* THE TASK
Start to finish, print the entries exactly, and carry none of the pictures over.

═════ GIVEN ENTRIES

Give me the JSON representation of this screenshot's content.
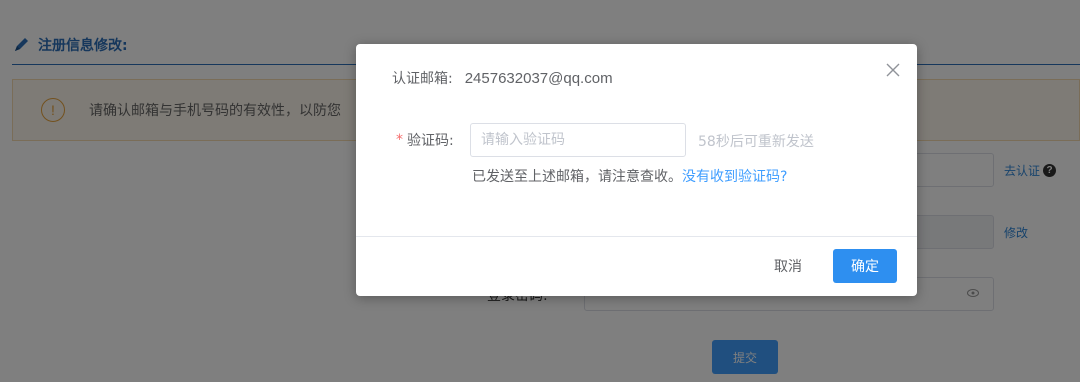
{
  "section": {
    "title": "注册信息修改:"
  },
  "notice": {
    "text": "请确认邮箱与手机号码的有效性，以防您"
  },
  "background_form": {
    "verify_link": "去认证",
    "modify_link": "修改",
    "password_label": "登录密码:",
    "submit_label": "提交"
  },
  "dialog": {
    "email_label": "认证邮箱:",
    "email_value": "2457632037@qq.com",
    "code_label": "验证码:",
    "code_required_mark": "*",
    "code_placeholder": "请输入验证码",
    "code_value": "",
    "countdown_text": "58秒后可重新发送",
    "hint_text": "已发送至上述邮箱，请注意查收。",
    "hint_link": "没有收到验证码?",
    "cancel_label": "取消",
    "confirm_label": "确定"
  },
  "colors": {
    "accent": "#2e8ff0",
    "link": "#409eff",
    "required": "#f56c6c",
    "warning": "#e6a23c"
  },
  "icons": {
    "header": "pencil-icon",
    "notice": "warning-circle-icon",
    "help": "question-circle-icon",
    "password": "eye-icon",
    "close": "close-icon"
  }
}
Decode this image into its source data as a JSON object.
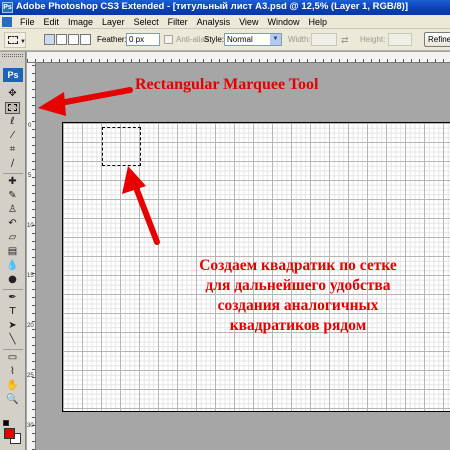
{
  "window": {
    "title": "Adobe Photoshop CS3 Extended - [титульный лист А3.psd @ 12,5% (Layer 1, RGB/8)]",
    "app_icon": "Ps"
  },
  "menu": [
    "File",
    "Edit",
    "Image",
    "Layer",
    "Select",
    "Filter",
    "Analysis",
    "View",
    "Window",
    "Help"
  ],
  "options": {
    "feather_label": "Feather:",
    "feather_value": "0 px",
    "anti_alias_label": "Anti-alias",
    "style_label": "Style:",
    "style_value": "Normal",
    "width_label": "Width:",
    "height_label": "Height:",
    "refine_label": "Refine"
  },
  "toolbox": {
    "logo": "Ps",
    "selected_tool": "rectangular-marquee",
    "foreground_color": "#e60000",
    "background_color": "#ffffff"
  },
  "annotations": {
    "tool_caption": "Rectangular Marquee Tool",
    "grid_note_lines": [
      "Создаем квадратик по сетке",
      "для дальнейшего удобства",
      "создания аналогичных",
      "квадратиков рядом"
    ],
    "accent_color": "#e60000"
  },
  "ruler": {
    "left_marks": [
      "0",
      "5",
      "10",
      "15",
      "20",
      "25",
      "30"
    ]
  }
}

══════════

* RESPONSE BELOW
Give me the JSON representation of this screenshot's content.
{
  "section": {
    "title": "注册信息修改:"
  },
  "notice": {
    "text": "请确认邮箱与手机号码的有效性，以防您"
  },
  "background_form": {
    "verify_link": "去认证",
    "modify_link": "修改",
    "password_label": "登录密码:",
    "submit_label": "提交"
  },
  "dialog": {
    "email_label": "认证邮箱:",
    "email_value": "2457632037@qq.com",
    "code_label": "验证码:",
    "code_required_mark": "*",
    "code_placeholder": "请输入验证码",
    "code_value": "",
    "countdown_text": "58秒后可重新发送",
    "hint_text": "已发送至上述邮箱，请注意查收。",
    "hint_link": "没有收到验证码?",
    "cancel_label": "取消",
    "confirm_label": "确定"
  },
  "colors": {
    "accent": "#2e8ff0",
    "link": "#409eff",
    "required": "#f56c6c",
    "warning": "#e6a23c"
  },
  "icons": {
    "header": "pencil-icon",
    "notice": "warning-circle-icon",
    "help": "question-circle-icon",
    "password": "eye-icon",
    "close": "close-icon"
  }
}
Decode this image into its source data as a JSON object.
{
  "window": {
    "title": "Adobe Photoshop CS3 Extended - [титульный лист А3.psd @ 12,5% (Layer 1, RGB/8)]",
    "app_icon": "Ps"
  },
  "menu": [
    "File",
    "Edit",
    "Image",
    "Layer",
    "Select",
    "Filter",
    "Analysis",
    "View",
    "Window",
    "Help"
  ],
  "options": {
    "feather_label": "Feather:",
    "feather_value": "0 px",
    "anti_alias_label": "Anti-alias",
    "style_label": "Style:",
    "style_value": "Normal",
    "width_label": "Width:",
    "height_label": "Height:",
    "refine_label": "Refine"
  },
  "toolbox": {
    "logo": "Ps",
    "selected_tool": "rectangular-marquee",
    "foreground_color": "#e60000",
    "background_color": "#ffffff"
  },
  "annotations": {
    "tool_caption": "Rectangular Marquee Tool",
    "grid_note_lines": [
      "Создаем квадратик по сетке",
      "для дальнейшего удобства",
      "создания аналогичных",
      "квадратиков рядом"
    ],
    "accent_color": "#e60000"
  },
  "ruler": {
    "left_marks": [
      "0",
      "5",
      "10",
      "15",
      "20",
      "25",
      "30"
    ]
  }
}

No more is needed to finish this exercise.